Data records for software interfaces

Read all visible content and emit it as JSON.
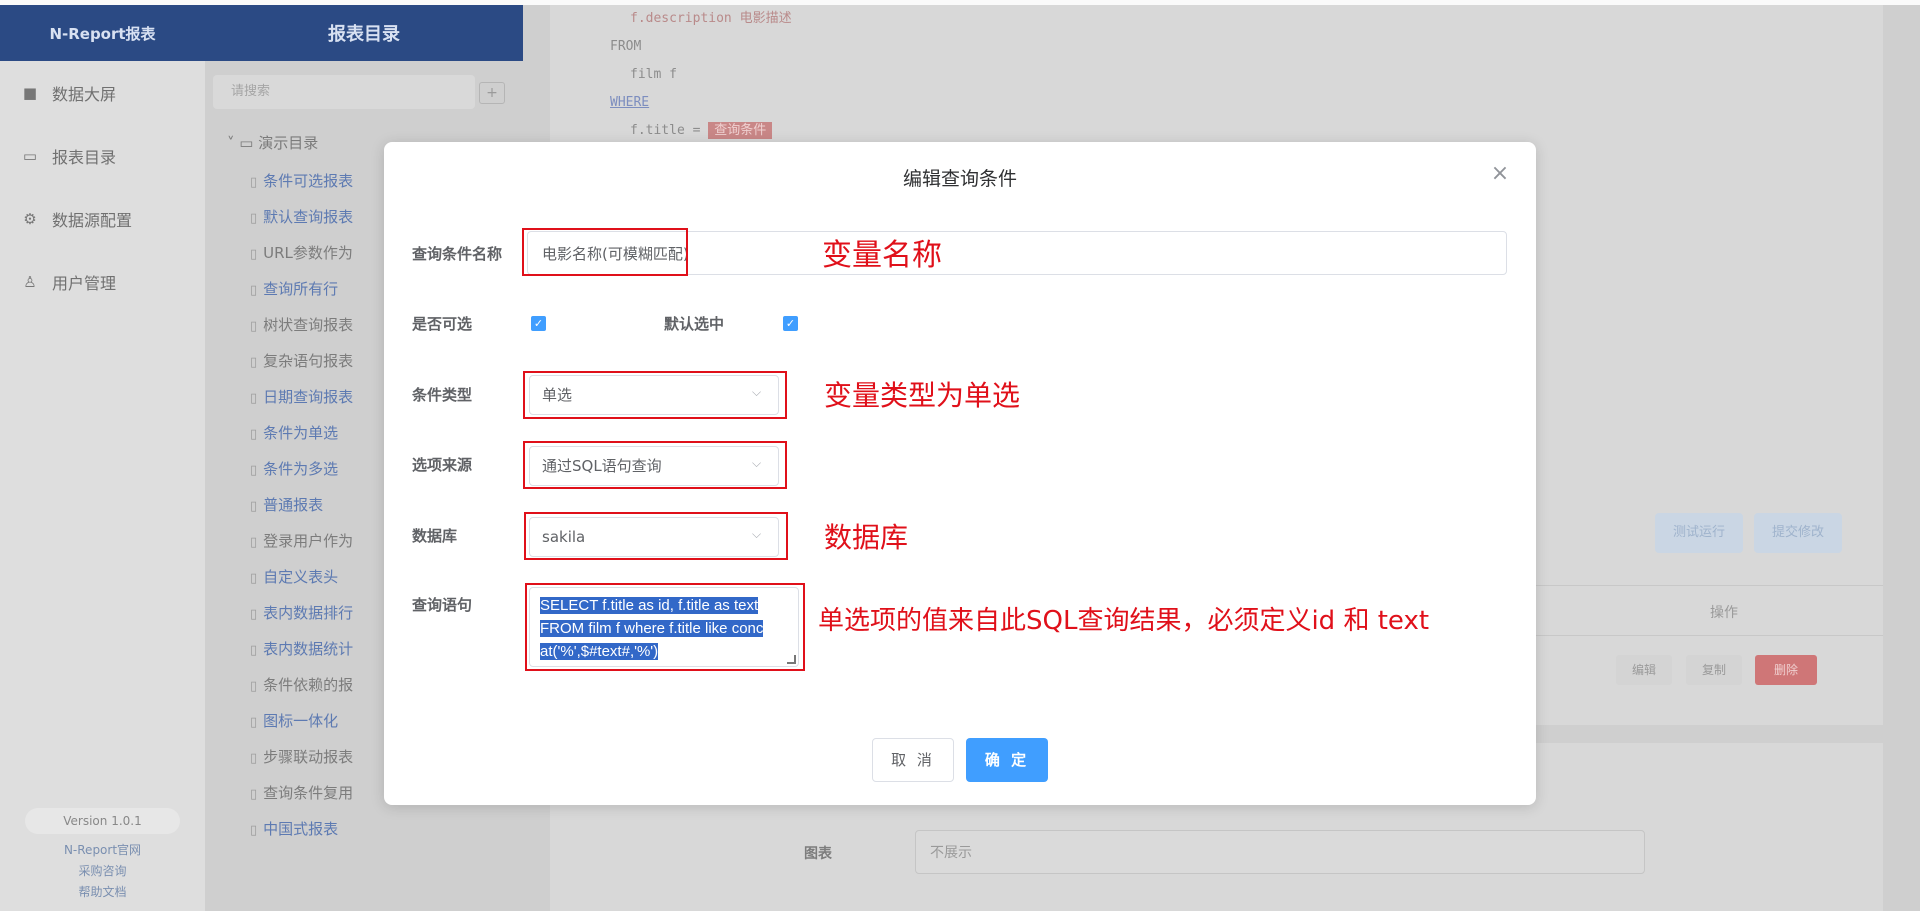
{
  "sidebar": {
    "brand": "N-Report报表",
    "items": [
      {
        "label": "数据大屏",
        "icon": "dashboard-icon"
      },
      {
        "label": "报表目录",
        "icon": "folder-icon"
      },
      {
        "label": "数据源配置",
        "icon": "gear-icon"
      },
      {
        "label": "用户管理",
        "icon": "user-icon"
      }
    ],
    "version": "Version 1.0.1",
    "links": [
      "N-Report官网",
      "采购咨询",
      "帮助文档"
    ]
  },
  "tree": {
    "header": "报表目录",
    "search_placeholder": "请搜索",
    "add_label": "+",
    "root_label": "演示目录",
    "items": [
      {
        "label": "条件可选报表",
        "style": "link"
      },
      {
        "label": "默认查询报表",
        "style": "link"
      },
      {
        "label": "URL参数作为",
        "style": "plain"
      },
      {
        "label": "查询所有行",
        "style": "link"
      },
      {
        "label": "树状查询报表",
        "style": "plain"
      },
      {
        "label": "复杂语句报表",
        "style": "plain"
      },
      {
        "label": "日期查询报表",
        "style": "link"
      },
      {
        "label": "条件为单选",
        "style": "link"
      },
      {
        "label": "条件为多选",
        "style": "link"
      },
      {
        "label": "普通报表",
        "style": "link"
      },
      {
        "label": "登录用户作为",
        "style": "plain"
      },
      {
        "label": "自定义表头",
        "style": "link"
      },
      {
        "label": "表内数据排行",
        "style": "link"
      },
      {
        "label": "表内数据统计",
        "style": "link"
      },
      {
        "label": "条件依赖的报",
        "style": "plain"
      },
      {
        "label": "图标一体化",
        "style": "link"
      },
      {
        "label": "步骤联动报表",
        "style": "plain"
      },
      {
        "label": "查询条件复用",
        "style": "plain"
      },
      {
        "label": "中国式报表",
        "style": "link"
      }
    ]
  },
  "background": {
    "code_lines": [
      "f.description 电影描述",
      "FROM",
      "film f",
      "WHERE",
      "f.title = "
    ],
    "code_token": "查询条件",
    "test_button": "测试运行",
    "submit_button": "提交修改",
    "ops_header": "操作",
    "row_btn_edit": "编辑",
    "row_btn_copy": "复制",
    "row_btn_delete": "删除",
    "bottom_label": "图表",
    "bottom_select": "不展示"
  },
  "modal": {
    "title": "编辑查询条件",
    "close_icon": "close-icon",
    "labels": {
      "name": "查询条件名称",
      "optional": "是否可选",
      "default_selected": "默认选中",
      "type": "条件类型",
      "source": "选项来源",
      "database": "数据库",
      "query": "查询语句"
    },
    "values": {
      "name": "电影名称(可模糊匹配)",
      "optional_checked": "✓",
      "default_checked": "✓",
      "type": "单选",
      "source": "通过SQL语句查询",
      "database": "sakila",
      "query_lines": [
        "SELECT  f.title as id, f.title  as text",
        "FROM film f where f.title like conc",
        "at('%',$#text#,'%')"
      ]
    },
    "buttons": {
      "cancel": "取 消",
      "confirm": "确 定"
    }
  },
  "annotations": {
    "var_name": "变量名称",
    "var_type": "变量类型为单选",
    "database": "数据库",
    "sql_note": "单选项的值来自此SQL查询结果，必须定义id 和 text",
    "color": "#e0101a"
  }
}
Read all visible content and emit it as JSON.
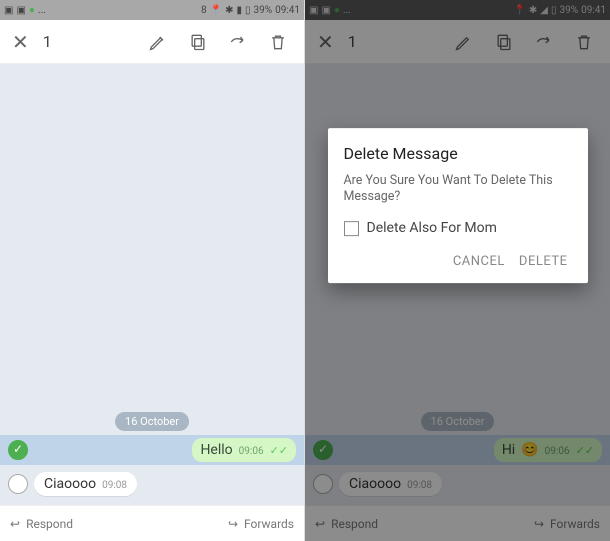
{
  "status": {
    "battery_text": "39%",
    "time": "09:41",
    "left_extra_left": "8"
  },
  "actionbar": {
    "selected_count": "1"
  },
  "chat": {
    "date_chip": "16 October",
    "out_left": {
      "text": "Hello",
      "time": "09:06"
    },
    "out_right": {
      "text": "Hi",
      "time": "09:06"
    },
    "in_msg": {
      "text": "Ciaoooo",
      "time": "09:08"
    }
  },
  "bottombar": {
    "respond": "Respond",
    "forwards": "Forwards"
  },
  "dialog": {
    "title": "Delete Message",
    "body": "Are You Sure You Want To Delete This Message?",
    "checkbox_label": "Delete Also For Mom",
    "cancel": "CANCEL",
    "delete": "DELETE"
  }
}
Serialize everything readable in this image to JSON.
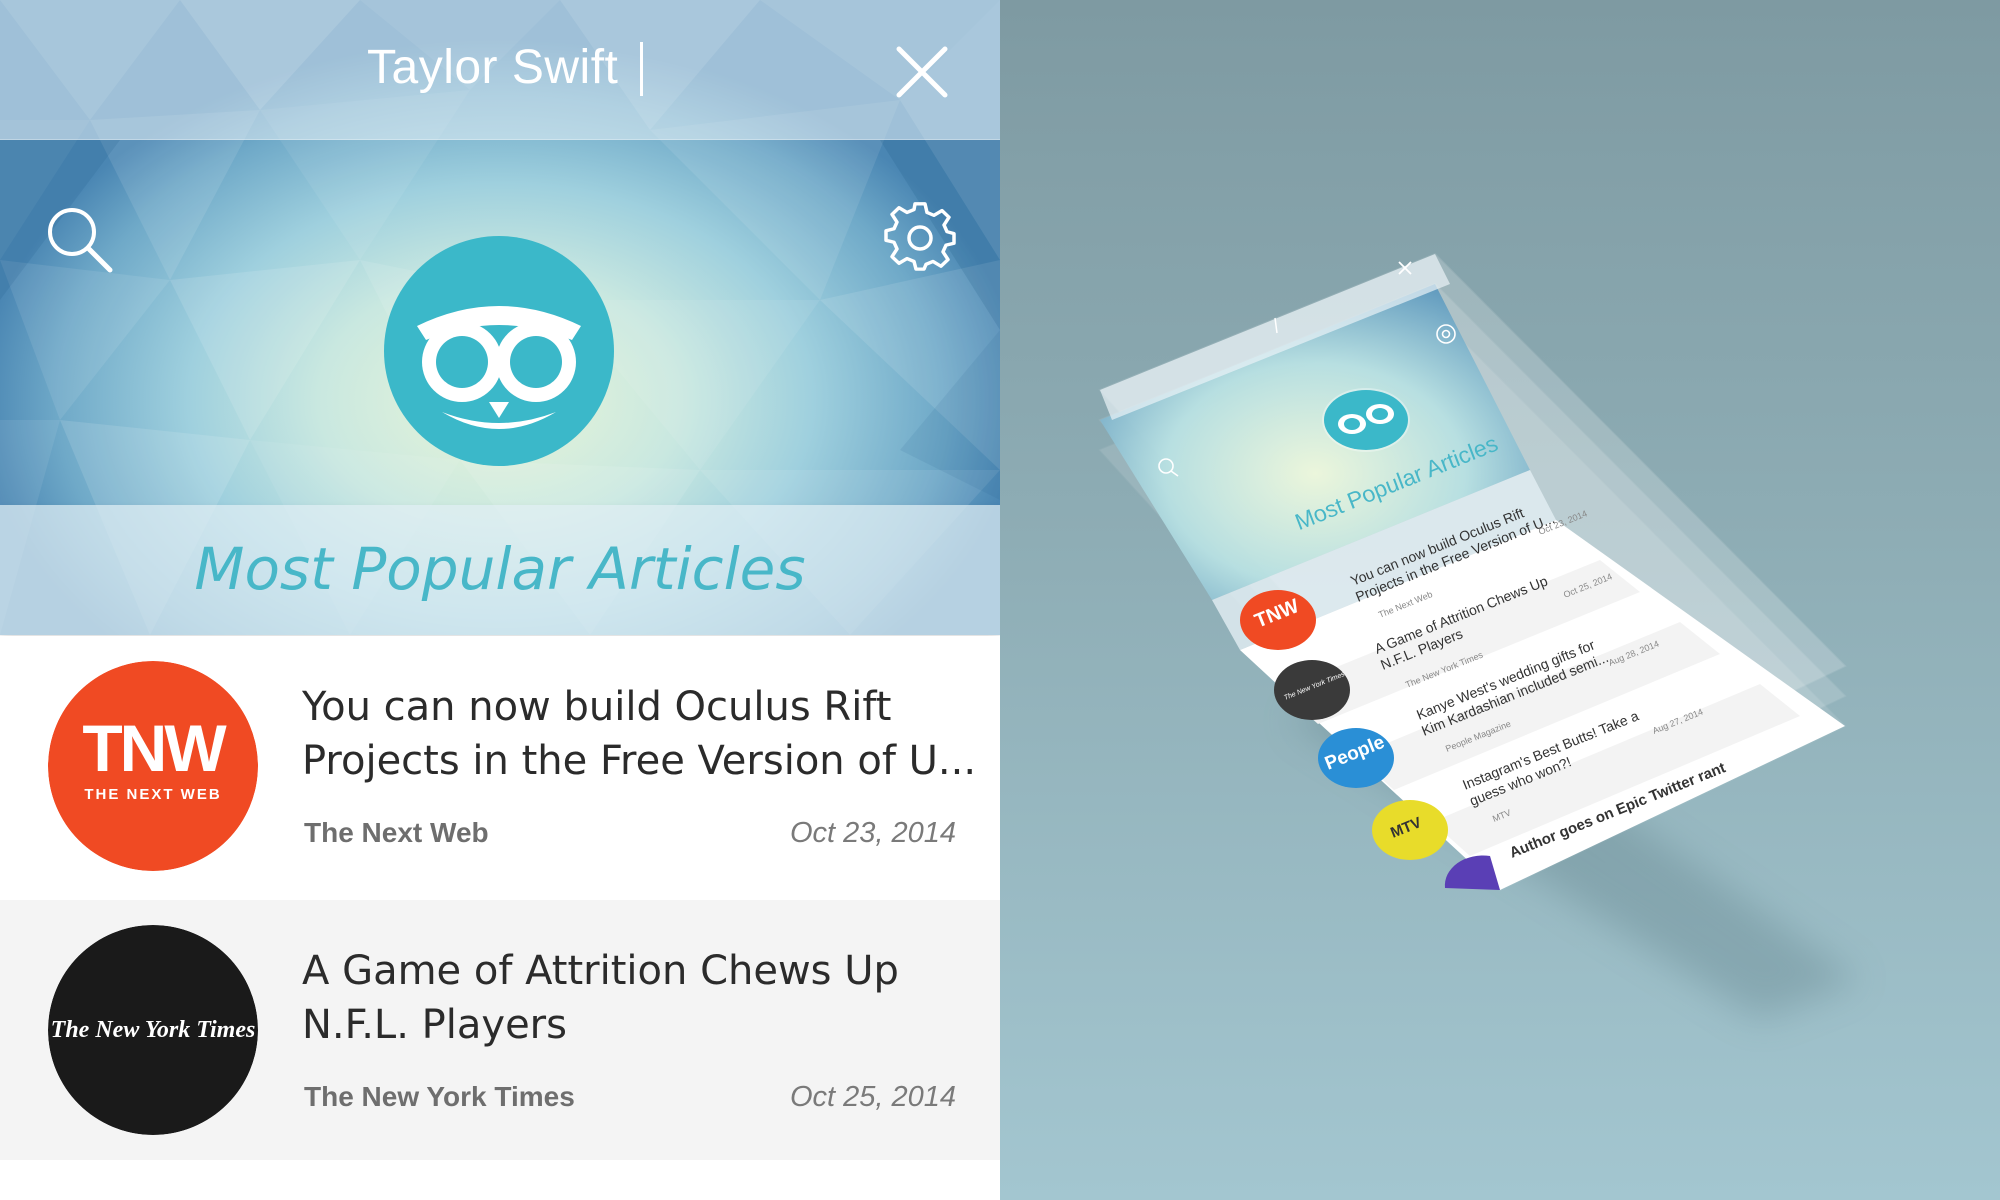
{
  "search": {
    "query": "Taylor Swift"
  },
  "section": {
    "title": "Most Popular Articles"
  },
  "articles": [
    {
      "title": "You can now build Oculus Rift Projects in the Free Version of U...",
      "source": "The Next Web",
      "date": "Oct 23, 2014",
      "logo_text": "TNW",
      "logo_sub": "THE NEXT WEB",
      "logo_color": "#f04a23"
    },
    {
      "title": "A Game of Attrition Chews Up N.F.L. Players",
      "source": "The New York Times",
      "date": "Oct 25, 2014",
      "logo_text": "The New York Times",
      "logo_color": "#1a1a1a"
    }
  ],
  "mockup": {
    "section_title": "Most Popular Articles",
    "items": [
      {
        "title_1": "You can now build Oculus Rift",
        "title_2": "Projects in the Free Version of U...",
        "source": "The Next Web",
        "date": "Oct 23, 2014",
        "logo_text": "TNW",
        "logo_color": "#f04a23"
      },
      {
        "title_1": "A Game of Attrition Chews Up",
        "title_2": "N.F.L. Players",
        "source": "The New York Times",
        "date": "Oct 25, 2014",
        "logo_text": "The New York Times",
        "logo_color": "#3a3a3a"
      },
      {
        "title_1": "Kanye West's wedding gifts for",
        "title_2": "Kim Kardashian included semi...",
        "source": "People Magazine",
        "date": "Aug 28, 2014",
        "logo_text": "People",
        "logo_color": "#2a8fd6"
      },
      {
        "title_1": "Instagram's Best Butts! Take a",
        "title_2": "guess who won?!",
        "source": "MTV",
        "date": "Aug 27, 2014",
        "logo_text": "MTV",
        "logo_color": "#e8dc2a"
      },
      {
        "title_1": "Author goes on Epic Twitter rant",
        "title_2": "",
        "source": "",
        "date": "",
        "logo_text": "",
        "logo_color": "#5a3fb5"
      }
    ]
  },
  "colors": {
    "accent": "#48b7c8",
    "tnw": "#f04a23",
    "nyt": "#1a1a1a"
  },
  "icons": [
    "close-icon",
    "search-icon",
    "gear-icon",
    "owl-logo-icon"
  ]
}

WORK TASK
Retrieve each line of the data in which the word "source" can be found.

YOUR RESPONSE
      "source": "选项来源",
      "source": "通过SQL语句查询",
      "source": "The Next Web",
      "source": "The New York Times",
        "source": "The Next Web",
        "source": "The New York Times",
        "source": "People Magazine",
        "source": "MTV",
        "source": "",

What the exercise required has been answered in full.